Directions = Each entry below is to be duplicated verbatim.

Data provided =
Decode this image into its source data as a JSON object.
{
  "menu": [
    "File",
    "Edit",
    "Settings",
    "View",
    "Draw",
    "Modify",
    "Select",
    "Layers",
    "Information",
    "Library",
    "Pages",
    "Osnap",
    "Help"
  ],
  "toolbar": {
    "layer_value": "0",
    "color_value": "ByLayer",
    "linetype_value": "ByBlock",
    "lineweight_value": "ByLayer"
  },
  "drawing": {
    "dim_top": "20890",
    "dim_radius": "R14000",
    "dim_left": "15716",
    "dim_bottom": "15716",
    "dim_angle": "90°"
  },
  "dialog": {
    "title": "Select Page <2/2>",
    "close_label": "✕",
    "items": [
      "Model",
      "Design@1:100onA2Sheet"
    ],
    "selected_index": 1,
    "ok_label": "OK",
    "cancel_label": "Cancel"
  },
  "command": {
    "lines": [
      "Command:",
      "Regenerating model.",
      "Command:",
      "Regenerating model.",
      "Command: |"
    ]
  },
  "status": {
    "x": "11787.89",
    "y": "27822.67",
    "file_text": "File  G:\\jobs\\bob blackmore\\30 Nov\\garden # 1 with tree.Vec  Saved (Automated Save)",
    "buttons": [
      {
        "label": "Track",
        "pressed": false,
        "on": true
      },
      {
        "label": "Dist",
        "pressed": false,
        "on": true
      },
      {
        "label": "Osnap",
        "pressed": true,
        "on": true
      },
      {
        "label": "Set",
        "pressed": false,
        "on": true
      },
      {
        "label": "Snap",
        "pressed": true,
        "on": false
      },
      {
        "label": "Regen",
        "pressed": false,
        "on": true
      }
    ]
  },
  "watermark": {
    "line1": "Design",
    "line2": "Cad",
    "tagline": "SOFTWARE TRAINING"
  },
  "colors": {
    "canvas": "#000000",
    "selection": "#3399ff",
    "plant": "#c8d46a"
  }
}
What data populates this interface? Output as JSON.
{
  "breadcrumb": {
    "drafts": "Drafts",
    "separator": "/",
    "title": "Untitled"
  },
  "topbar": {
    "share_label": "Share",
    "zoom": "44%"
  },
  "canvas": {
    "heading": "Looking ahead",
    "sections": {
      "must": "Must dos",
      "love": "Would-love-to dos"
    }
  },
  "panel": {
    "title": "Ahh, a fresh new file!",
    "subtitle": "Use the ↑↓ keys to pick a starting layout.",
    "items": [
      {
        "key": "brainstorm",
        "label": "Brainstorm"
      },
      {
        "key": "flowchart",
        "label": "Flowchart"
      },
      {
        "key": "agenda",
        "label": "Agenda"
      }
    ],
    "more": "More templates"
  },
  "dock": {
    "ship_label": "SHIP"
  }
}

Exercise solution =
Decode this image into its source data as a JSON object.
{
  "menu": [
    "File",
    "Edit",
    "Settings",
    "View",
    "Draw",
    "Modify",
    "Select",
    "Layers",
    "Information",
    "Library",
    "Pages",
    "Osnap",
    "Help"
  ],
  "toolbar": {
    "layer_value": "0",
    "color_value": "ByLayer",
    "linetype_value": "ByBlock",
    "lineweight_value": "ByLayer"
  },
  "drawing": {
    "dim_top": "20890",
    "dim_radius": "R14000",
    "dim_left": "15716",
    "dim_bottom": "15716",
    "dim_angle": "90°"
  },
  "dialog": {
    "title": "Select Page <2/2>",
    "close_label": "✕",
    "items": [
      "Model",
      "Design@1:100onA2Sheet"
    ],
    "selected_index": 1,
    "ok_label": "OK",
    "cancel_label": "Cancel"
  },
  "command": {
    "lines": [
      "Command:",
      "Regenerating model.",
      "Command:",
      "Regenerating model.",
      "Command: |"
    ]
  },
  "status": {
    "x": "11787.89",
    "y": "27822.67",
    "file_text": "File  G:\\jobs\\bob blackmore\\30 Nov\\garden # 1 with tree.Vec  Saved (Automated Save)",
    "buttons": [
      {
        "label": "Track",
        "pressed": false,
        "on": true
      },
      {
        "label": "Dist",
        "pressed": false,
        "on": true
      },
      {
        "label": "Osnap",
        "pressed": true,
        "on": true
      },
      {
        "label": "Set",
        "pressed": false,
        "on": true
      },
      {
        "label": "Snap",
        "pressed": true,
        "on": false
      },
      {
        "label": "Regen",
        "pressed": false,
        "on": true
      }
    ]
  },
  "watermark": {
    "line1": "Design",
    "line2": "Cad",
    "tagline": "SOFTWARE TRAINING"
  },
  "colors": {
    "canvas": "#000000",
    "selection": "#3399ff",
    "plant": "#c8d46a"
  }
}
What data populates this interface? Output as JSON.
{
  "breadcrumb": {
    "drafts": "Drafts",
    "separator": "/",
    "title": "Untitled"
  },
  "topbar": {
    "share_label": "Share",
    "zoom": "44%"
  },
  "canvas": {
    "heading": "Looking ahead",
    "sections": {
      "must": "Must dos",
      "love": "Would-love-to dos"
    }
  },
  "panel": {
    "title": "Ahh, a fresh new file!",
    "subtitle": "Use the ↑↓ keys to pick a starting layout.",
    "items": [
      {
        "key": "brainstorm",
        "label": "Brainstorm"
      },
      {
        "key": "flowchart",
        "label": "Flowchart"
      },
      {
        "key": "agenda",
        "label": "Agenda"
      }
    ],
    "more": "More templates"
  },
  "dock": {
    "ship_label": "SHIP"
  }
}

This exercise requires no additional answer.